Communities to be knit together, to help boost inclusion

 Northumberland Day’s organisers have issued a statement with regard to this year’s activity, regrettably having to postpone some elements but also taking the positive step of declaring that Northumberland Day will become the UK’s very first virtual county day.

The now annual county day celebration, which takes place at the end of May, had planned a 30-location ‘Parish Flag Relay’, with community groups, Scouts, Guides, Brownies, Northumberland National Park Mountain Rescue Team and many parishes and towns taking part.  That is now on hold until 2021 but a host of other activities, which will bolster communities in isolation, are planned instead.

Northumberland Day will be supporting children, most likely to not be at school in the coming weeks or even months, with antics, competitions and stories relating to its adorable mascot, Northumbear and his friend NElephant.

Additional educational and fun children’s materials will also be provided at where two existing education packs can already be downloaded, to help spark children’s interest in their county.

For the elderly – the age group likely to be most isolated – the Northumberland Day organisers have adopted an upbeat message of “Wool is our Thread”.  They are asking individuals and companies to get involved with their ‘Knitting Communities Together’ initiative by either donating red and yellow wool or making a monetary contribution, so that wool in these colours can be bought and distributed to those isolated in their homes.

The idea is for those people, and those not in isolation and quarantine too, to knit or create something that can be displayed in their windows, or in their locality, and put up in situ on Northumberland Day itself, or in the week before, depending where it is displayed.  This shared project will connect those able to get out, with those who, unfortunately, cannot.

This concept picks up on the inspiring activities of women in Seahouses, who last year formed an informal cooperative to knit red and yellow clothing.  The organisers would like to see streets full of colour so that those isolated and at home can look out on something joyful and maintain a sense of belonging within a community that still cares and is still inclusive.

‘We would like parish halls, community centres and individuals who are happy to distribute wool, to get it into the hands of those who can become part of this shared celebratory task,” says organiser, Jane Hunt.  “We do not want those most at-risk to be forgotten and we hope this will provide both an activity and a means of keeping in touch with those having to stay at home for what could be a long period of time.  We are also calling on businesses to do their bit to chip in and help make this happen and, of course, anyone can buy a few balls of wool for their own use and be part of this shared initiative, aimed at keeping spirits high during the most difficult of times.”

To assist this exercise, Northumberland Day has already set up a ‘Just Giving’ page for its ‘Knitting Communities Together’ project at and hopes to start buying and distributing wool very soon, to those likely to be locked down in their homes for the foreseeable future.

It is also planning a virtual quiz – The Great Northumberland Day Public Quiz – which will be run online and again help bring the community together, without physical contact.

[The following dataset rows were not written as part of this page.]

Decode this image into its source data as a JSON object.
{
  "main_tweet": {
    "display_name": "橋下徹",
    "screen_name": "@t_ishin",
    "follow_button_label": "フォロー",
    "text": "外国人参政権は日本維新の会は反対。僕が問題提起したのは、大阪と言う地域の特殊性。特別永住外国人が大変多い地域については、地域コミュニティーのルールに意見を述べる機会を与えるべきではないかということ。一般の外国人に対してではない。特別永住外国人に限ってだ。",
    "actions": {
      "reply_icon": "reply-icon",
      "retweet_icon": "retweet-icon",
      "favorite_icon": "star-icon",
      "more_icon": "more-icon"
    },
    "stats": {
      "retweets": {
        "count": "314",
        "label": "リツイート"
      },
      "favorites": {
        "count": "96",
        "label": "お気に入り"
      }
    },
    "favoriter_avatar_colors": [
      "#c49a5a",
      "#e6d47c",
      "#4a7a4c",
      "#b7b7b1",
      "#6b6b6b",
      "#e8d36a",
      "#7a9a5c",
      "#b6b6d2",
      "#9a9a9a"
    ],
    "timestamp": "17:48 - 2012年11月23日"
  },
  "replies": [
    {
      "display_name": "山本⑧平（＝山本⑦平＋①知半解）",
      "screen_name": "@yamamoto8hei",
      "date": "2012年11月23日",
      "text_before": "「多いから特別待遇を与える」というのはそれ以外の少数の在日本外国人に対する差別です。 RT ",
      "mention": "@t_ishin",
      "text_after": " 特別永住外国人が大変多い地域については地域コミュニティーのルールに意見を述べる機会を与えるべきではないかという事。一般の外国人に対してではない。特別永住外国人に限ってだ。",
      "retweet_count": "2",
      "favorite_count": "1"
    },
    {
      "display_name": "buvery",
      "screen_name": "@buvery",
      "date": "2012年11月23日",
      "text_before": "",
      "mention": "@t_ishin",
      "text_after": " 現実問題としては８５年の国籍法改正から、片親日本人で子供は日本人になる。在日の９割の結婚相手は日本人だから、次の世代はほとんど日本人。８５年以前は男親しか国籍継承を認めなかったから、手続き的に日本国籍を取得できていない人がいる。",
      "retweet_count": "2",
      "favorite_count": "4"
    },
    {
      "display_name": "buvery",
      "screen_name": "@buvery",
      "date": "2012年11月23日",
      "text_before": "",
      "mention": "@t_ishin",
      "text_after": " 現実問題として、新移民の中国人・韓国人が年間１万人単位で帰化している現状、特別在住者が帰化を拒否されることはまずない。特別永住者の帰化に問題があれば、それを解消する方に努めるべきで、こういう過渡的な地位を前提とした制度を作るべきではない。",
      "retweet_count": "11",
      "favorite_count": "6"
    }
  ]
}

Photographs of people celebrating at home will be uploaded to Northumberland Day’s social media pages and the organisers already have Northumberland Day branded selfie frames – which can either be unbranded or branded and personalised to suit individual businesses or even families who all wish to pose together for a picture that could be sent to relatives elsewhere.  These can be ordered right now, by anyone that wishes to play their part in the picture sharing programme.

In the longer term, Northumberland Day will be working with Golden Gate Boat Tours in Seahouses on a plan to create the very first Grace Darling Day, on September 7 – the date on which this national hero performed the rescue mission that made her so famous.  Other Northumbrian heroes will also be celebrated over the course of the months ahead.

“Northumberland Day is all about communities pulling together and sharing in celebration and, just because we cannot do that at community parades, picnics, food launches or festivals, does not mean we cannot continue to bring people together.  We just need to do things differently and make the most of what technology offers us,” says Jane Hunt.

“It has never been more important to reach out to each other through those means that will be safe and help us keep people buoyant through a sense of belonging and pride.  We do not wish to see people cut off and isolated and we have the power to make sure that doesn’t happen, with everybody’s help and enthusiasm.”

The places to go, to keep in touch will be:


Northumberland Day would ask for lots of followers, on what are sometimes new channels and pages, so it can stay in touch with as many homes as possible during the current situation.


My title